Please note, all of these items are part of closing, not part of the underwriting or approval process. If you are working with a reputable SBA preferred lender you will be given a commitment letter once your loan is approved. This is a firm commitment by the lender that your loan has been underwriting approved and will close once all closing checklist items have been received. When a borrower has this commitment letter in hand, he or she can feel confident to move forward to sign franchise agreements and lease contracts. We encourage all of our clients to obtain this commitment letter prior to signing contracts.
A start-up business does not have to be a franchise to be eligible for an SBA loan, but it does provide for an easier approval. A franchise concept that has been around for several years with success, documented profits and growth can provide a level of comfort for underwriters when considering a loan application. You can find out more about a franchise by examining their FDD (Franchise Disclosure Document). The experience, support structure, business organization model/road map and training provided by a franchise are all helpful to ensure the likelihood of success of a new franchisee. Nevertheless, if a start up business is not a franchise, it is still eligible for SBA financing as long as it is not any of the following: speculative businesses (real estate investment firms, collectables of rare stamps, coins, etc. ), lending or loan packaging companies, non-profit businesses, pyramid or MLM’s (multi-level marketing schemes), gambling organizations (racetracks, casinos, etc.), religious institutions, or a government-owned business.

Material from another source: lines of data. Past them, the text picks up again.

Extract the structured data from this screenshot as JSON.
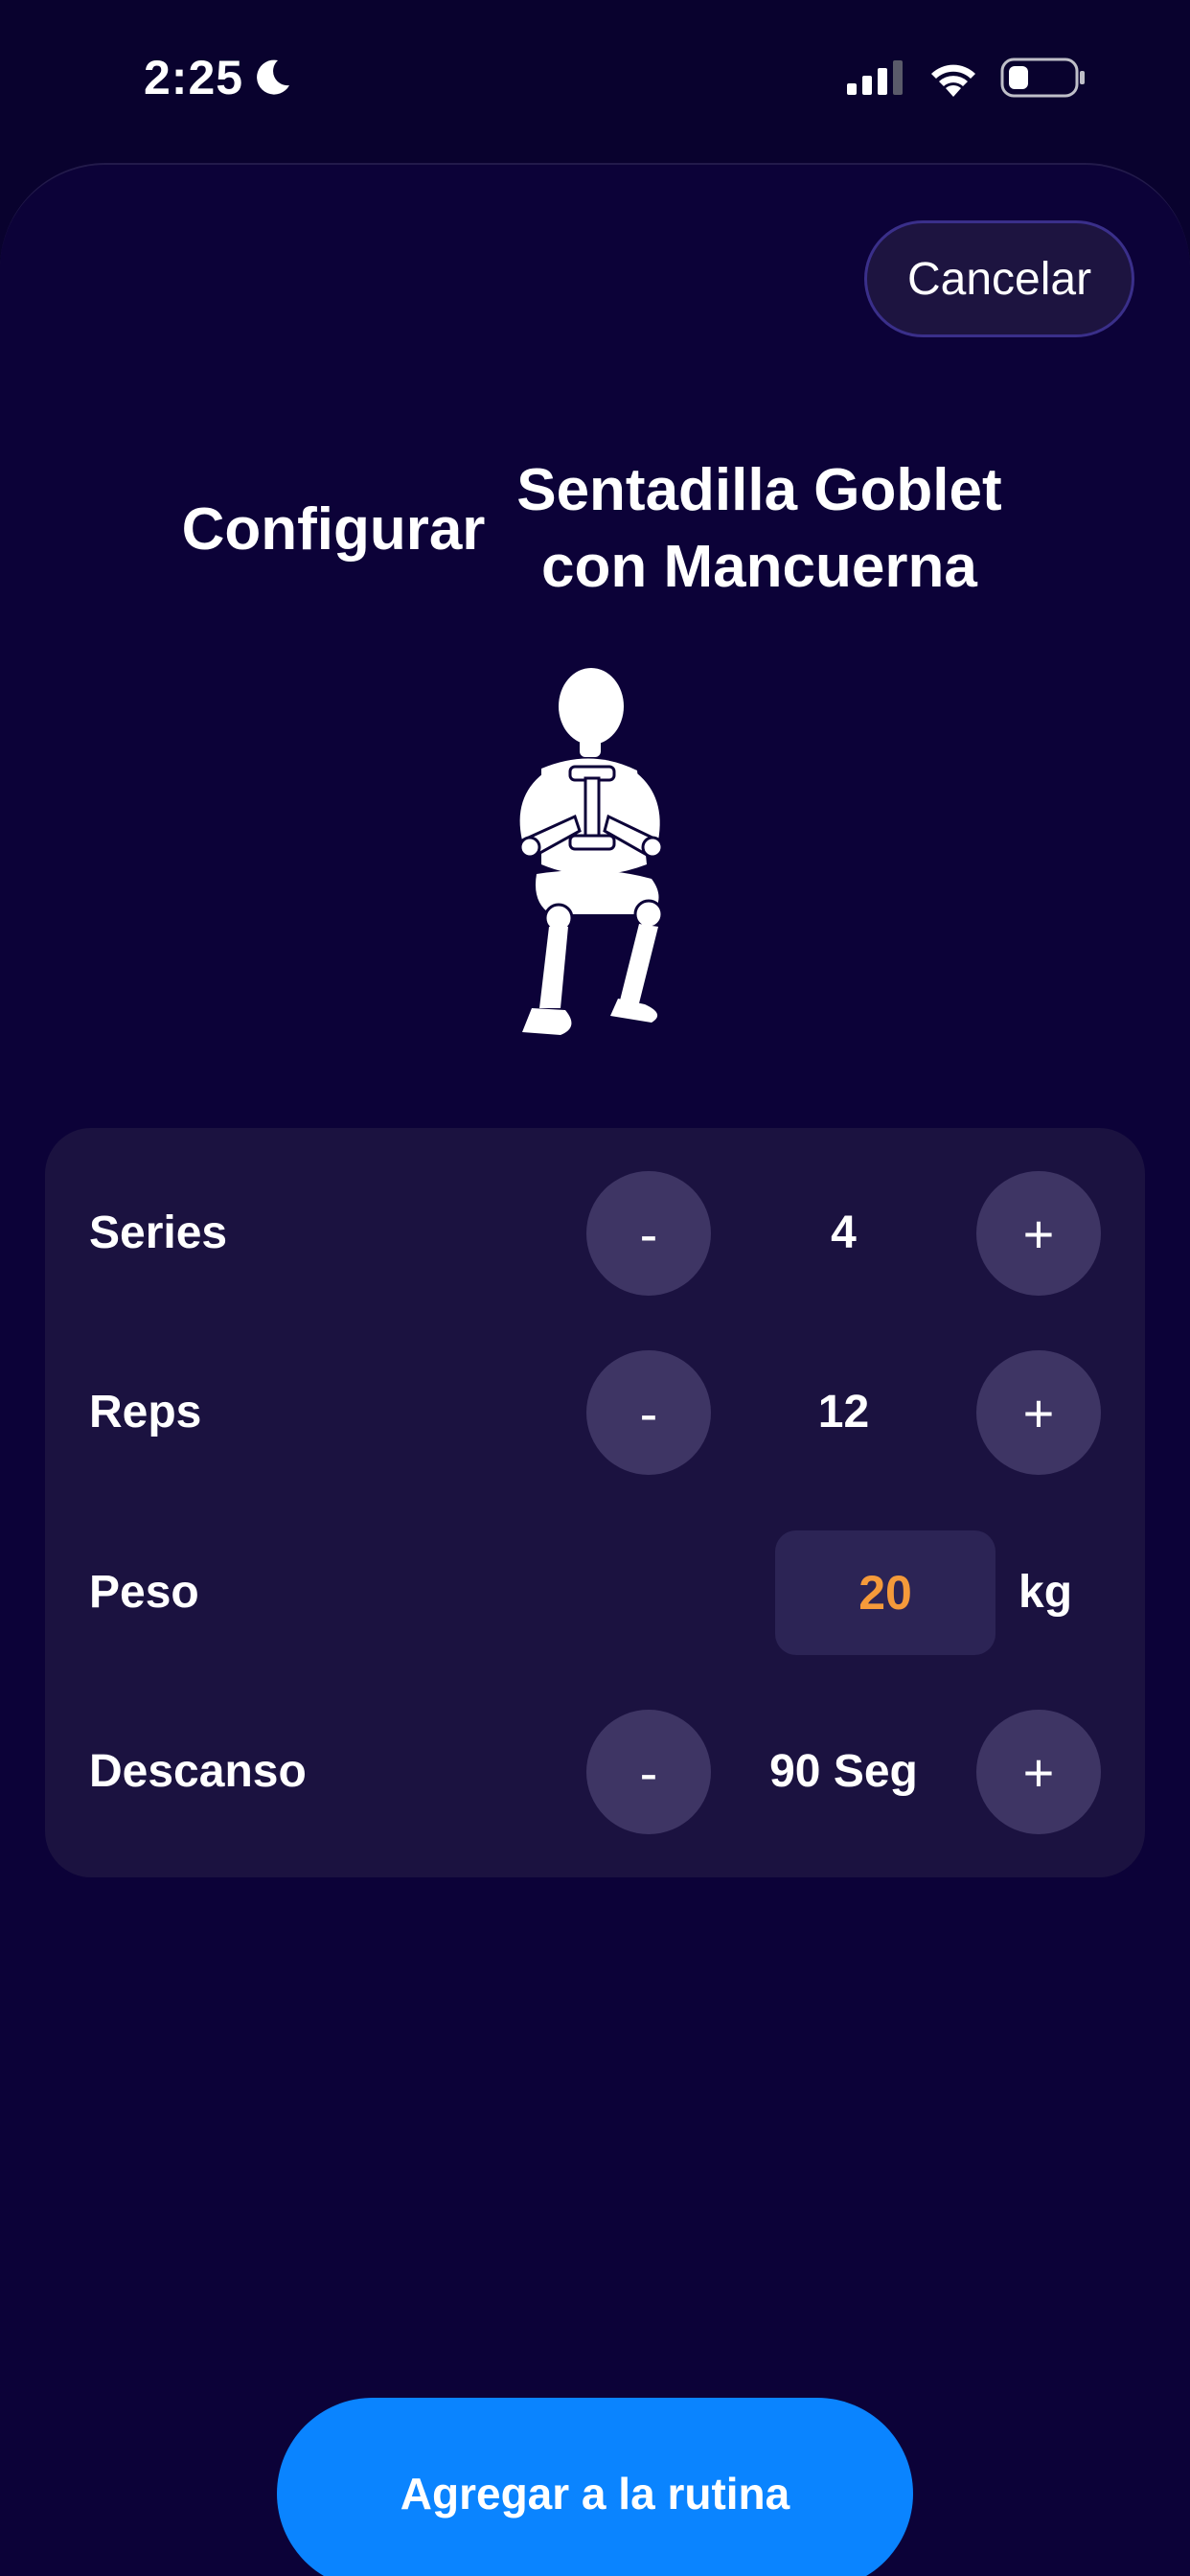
{
  "status_bar": {
    "time": "2:25",
    "icons": [
      "moon-icon",
      "signal-icon",
      "wifi-icon",
      "battery-icon"
    ]
  },
  "header": {
    "cancel_label": "Cancelar",
    "title_prefix": "Configurar",
    "exercise_name": "Sentadilla Goblet con Mancuerna"
  },
  "config": {
    "series": {
      "label": "Series",
      "value": "4",
      "minus": "-",
      "plus": "+"
    },
    "reps": {
      "label": "Reps",
      "value": "12",
      "minus": "-",
      "plus": "+"
    },
    "weight": {
      "label": "Peso",
      "value": "20",
      "unit": "kg"
    },
    "rest": {
      "label": "Descanso",
      "value": "90 Seg",
      "minus": "-",
      "plus": "+"
    }
  },
  "footer": {
    "add_label": "Agregar a la rutina"
  },
  "colors": {
    "background": "#09022e",
    "card": "#1b1240",
    "stepper": "#3e3564",
    "accent": "#0a84ff",
    "weight_value": "#f59a3a"
  }
}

Key Commercial Capital is available to assist clients during each step. We are able to provide links to help a new business owner register the legal business name in their State, to file DBA and to obtain the SS4 form with EIN from the IRS. We help applicants prepare their files for an easy approval and introduce clients to the right lender to fit the specific project. We do not charge an up-front fee for our services. We are committed to working hard to get a commitment letter from the right lender for your business loan prior to invoicing for our services. If your file does not get an approval, we do not collect a fee. Additionally, we can assist and coach you through edits to your business plan and your business projections for a favorable outcome. Once you receive an approval we continue to be available throughout the closing process to help you understand the closing checklist items and to provide advice on any uncertainties. Borrowers often feel uncomfortable or leery to share details or to ask too many questions when communicating with lender staff. You can rest assured that your details are kept confidential. We are happy to be the mediator between you and the lender to be sure the loan can fund with the least amount of issues or delays. Please contact us today with any questions.